It's not what you know, but whom you know - and whom they know, and whom their friends know, and who their friends' friends know. That's the idea behind the growing number of social-networking communities.

In many ways, these Web-based gathering places - such as LinkedIn and ReferNet - couldn't be more dissimilar. Some let you build an electronic address book and link it to similar lists set up by people you know and, by extension, to people they know; all of you can then search that large Web of contacts. Some allow you to create a private networking group that you can invite others to join; others only allow you to participate in existing discussion forums. There are sites that are strictly social, intended for fun or romance, while others are all business. Most are free, though a few charge fees for subscriptions, premium services, or software.

Still, all true networking sites share two basic principles:

They make introductions. They help you meet people you don't know through people you do, much as you might at a cocktail party. Or, they drop you into a network of people with a common affiliation or interest, much like joining an alumni association, trade or professional group, or local business club. Many networking sites - most notably, MeetUp - hold in-person gatherings in addition to connecting people online.

They rely on trust. Social-networking sites are not intended to let you link randomly with strangers worldwide. Instead, they focus on making connections based on your existing online and offline relationships - that is, getting people you know to link you to other people you might want to know.

While social networking sites are a 21st-century phenomenon, the underlying concept dates back to the 19th century.
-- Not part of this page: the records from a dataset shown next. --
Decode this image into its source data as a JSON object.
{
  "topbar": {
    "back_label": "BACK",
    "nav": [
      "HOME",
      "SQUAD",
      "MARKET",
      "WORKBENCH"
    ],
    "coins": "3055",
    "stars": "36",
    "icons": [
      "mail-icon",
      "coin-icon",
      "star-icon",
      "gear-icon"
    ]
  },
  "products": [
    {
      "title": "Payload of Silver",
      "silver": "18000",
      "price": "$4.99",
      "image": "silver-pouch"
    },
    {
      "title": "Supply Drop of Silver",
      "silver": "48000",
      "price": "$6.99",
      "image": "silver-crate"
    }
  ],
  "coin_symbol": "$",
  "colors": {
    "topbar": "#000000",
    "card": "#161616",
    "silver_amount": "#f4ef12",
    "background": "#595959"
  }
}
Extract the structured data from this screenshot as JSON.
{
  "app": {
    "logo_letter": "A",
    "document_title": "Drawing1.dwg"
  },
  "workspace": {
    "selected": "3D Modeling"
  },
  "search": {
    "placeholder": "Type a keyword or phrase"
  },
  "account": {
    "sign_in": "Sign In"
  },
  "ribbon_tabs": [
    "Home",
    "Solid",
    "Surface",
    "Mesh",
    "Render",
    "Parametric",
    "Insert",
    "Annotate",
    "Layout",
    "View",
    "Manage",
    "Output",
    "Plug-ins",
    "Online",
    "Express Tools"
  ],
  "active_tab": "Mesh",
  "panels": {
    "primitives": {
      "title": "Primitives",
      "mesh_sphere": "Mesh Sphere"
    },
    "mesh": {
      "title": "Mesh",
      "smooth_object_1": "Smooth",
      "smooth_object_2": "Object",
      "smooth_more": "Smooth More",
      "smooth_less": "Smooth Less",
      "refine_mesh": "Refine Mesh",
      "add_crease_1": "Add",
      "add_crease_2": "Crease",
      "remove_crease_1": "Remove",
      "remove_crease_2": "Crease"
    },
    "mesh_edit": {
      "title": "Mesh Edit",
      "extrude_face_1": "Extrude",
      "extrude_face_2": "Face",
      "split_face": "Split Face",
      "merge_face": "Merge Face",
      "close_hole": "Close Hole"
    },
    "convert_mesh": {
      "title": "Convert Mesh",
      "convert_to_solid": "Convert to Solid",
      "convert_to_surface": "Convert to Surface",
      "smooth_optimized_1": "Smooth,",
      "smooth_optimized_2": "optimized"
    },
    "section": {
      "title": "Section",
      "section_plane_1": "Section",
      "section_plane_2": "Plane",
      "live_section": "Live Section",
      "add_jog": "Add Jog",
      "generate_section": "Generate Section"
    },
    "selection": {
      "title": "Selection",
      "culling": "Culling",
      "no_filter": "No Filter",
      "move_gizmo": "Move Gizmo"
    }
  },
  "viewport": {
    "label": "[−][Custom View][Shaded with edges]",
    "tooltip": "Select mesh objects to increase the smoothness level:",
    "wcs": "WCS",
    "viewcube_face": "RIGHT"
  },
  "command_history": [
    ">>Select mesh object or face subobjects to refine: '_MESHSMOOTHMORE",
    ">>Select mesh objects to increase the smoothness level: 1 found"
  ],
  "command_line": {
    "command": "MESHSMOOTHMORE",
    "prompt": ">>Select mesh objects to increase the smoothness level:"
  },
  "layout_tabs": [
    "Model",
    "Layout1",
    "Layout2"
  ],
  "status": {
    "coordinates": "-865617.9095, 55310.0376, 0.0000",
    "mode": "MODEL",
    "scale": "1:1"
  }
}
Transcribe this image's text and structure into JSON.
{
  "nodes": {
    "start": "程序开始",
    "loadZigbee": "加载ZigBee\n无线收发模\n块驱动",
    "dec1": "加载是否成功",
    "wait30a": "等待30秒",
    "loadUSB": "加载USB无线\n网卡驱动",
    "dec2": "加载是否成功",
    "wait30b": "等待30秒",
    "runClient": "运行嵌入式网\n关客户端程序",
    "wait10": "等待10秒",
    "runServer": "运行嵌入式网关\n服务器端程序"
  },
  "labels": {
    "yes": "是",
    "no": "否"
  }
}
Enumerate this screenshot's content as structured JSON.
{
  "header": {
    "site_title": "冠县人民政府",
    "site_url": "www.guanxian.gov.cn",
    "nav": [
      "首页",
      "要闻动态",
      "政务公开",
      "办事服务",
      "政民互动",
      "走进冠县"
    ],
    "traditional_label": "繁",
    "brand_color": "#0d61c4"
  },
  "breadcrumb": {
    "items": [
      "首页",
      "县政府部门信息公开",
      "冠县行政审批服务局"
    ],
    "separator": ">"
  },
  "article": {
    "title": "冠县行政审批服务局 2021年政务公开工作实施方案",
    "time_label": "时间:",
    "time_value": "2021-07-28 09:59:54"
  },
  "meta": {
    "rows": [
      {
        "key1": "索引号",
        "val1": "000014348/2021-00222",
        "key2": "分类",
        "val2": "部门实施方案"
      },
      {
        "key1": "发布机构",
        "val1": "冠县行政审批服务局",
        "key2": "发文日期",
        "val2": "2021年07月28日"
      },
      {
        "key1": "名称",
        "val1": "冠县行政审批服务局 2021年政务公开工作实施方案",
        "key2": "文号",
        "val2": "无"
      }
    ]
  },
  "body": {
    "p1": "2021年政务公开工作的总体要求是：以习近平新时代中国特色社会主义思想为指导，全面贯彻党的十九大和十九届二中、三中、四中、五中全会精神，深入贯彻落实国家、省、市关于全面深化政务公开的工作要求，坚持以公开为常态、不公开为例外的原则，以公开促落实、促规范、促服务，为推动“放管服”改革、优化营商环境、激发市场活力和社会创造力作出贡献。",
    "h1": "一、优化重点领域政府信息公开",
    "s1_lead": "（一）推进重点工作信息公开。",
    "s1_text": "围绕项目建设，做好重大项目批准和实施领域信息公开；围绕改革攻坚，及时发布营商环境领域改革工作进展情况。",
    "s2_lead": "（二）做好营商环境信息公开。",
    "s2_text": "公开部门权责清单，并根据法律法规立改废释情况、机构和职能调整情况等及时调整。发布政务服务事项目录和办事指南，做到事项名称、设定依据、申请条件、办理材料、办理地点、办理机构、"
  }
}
That's when Italian physicist Guglielmo Marconi advanced the "six degrees of separation" theory, the idea that anyone on Earth can be connected to anyone else through a chain of six or fewer people. In the 1960s, Harvard social psychologist Stanley Milgram tested the idea in an experiment using chain letters that typically reached their intended targets after six transactions. In the 1980s and 1990s, the phrase came to denote a movie, a play, and an informal game that challenged players to link the actor Kevin Bacon to anybody else in Hollywood in - you guessed it - no more than six steps.

Today, social-networking sites allow you to find the expertise you need in just a few degrees -- or links -- from your own circle of contacts. For instance, let's say you need a contract Web designer with a specific set of skills, but you don't know anybody who fits the bill. You ask your friends, but it turns out they don't know personally know any Web designers, either. So you go out one or two more circles, asking your friends' friends and then their friends for a Web designer referral. Chances are that somewhere out in that extended network, somebody knows just the right person. And if that distant affiliation isn't as ideal as a first-hand referral, at least there's still a trusted trail back to the source of the recommendation.

Good theory, but does it work in practice? Absolutely, according to entrepreneurs who have used networking sites to find employees, identify sales leads, and connect with potential customers. LinkedIn - the best-known of the business sites, which claims to have 4,000 CEOs among its 250,000 registered users -- processes more than 1,000 referrals each month. Nobody knows how many result in real business, but as Konstantin Guericke, LinkedIn's co-founder and vice president notes, every referral starts as an interaction between two people who already know each other.

Sometimes those interactions come with highly beneficial side effects. That's how it worked for a Jason Diaz, a Philadelphia-based entrepreneur who was looking for a payroll-software expert. With his LinkedIn connections, he quickly found a candidate who not only came highly recommended by known sources, but introduced Diaz to a big-company CEO Diaz wouldn't have met otherwise.

Industry heavyweights clearly view social-networking as more than this year's fad. Microsoft, Google, and Yahoo!, among others, have all launched or invested heavily in social-networking initiatives.

There are, of course, downsides. Some businesspeople steer clear of online networking because of concerns about compromising their own privacy - or that of their contacts - by revealing too much personal information. Others report that their e-mail spam levels jump markedly as soon as their contact information goes online. Another concern is a landscape still in flux. Forrester Research warns that users should expect some significant consolidation among major business- and social-networking sites over the next year or so.

For now, though, the benefits of being able to quickly access webs of valuable contacts outweigh those concerns for many users. The way they see it, such worries are a small trade-off for the chance to collapse six degrees of separation down to two. Or one. Or none.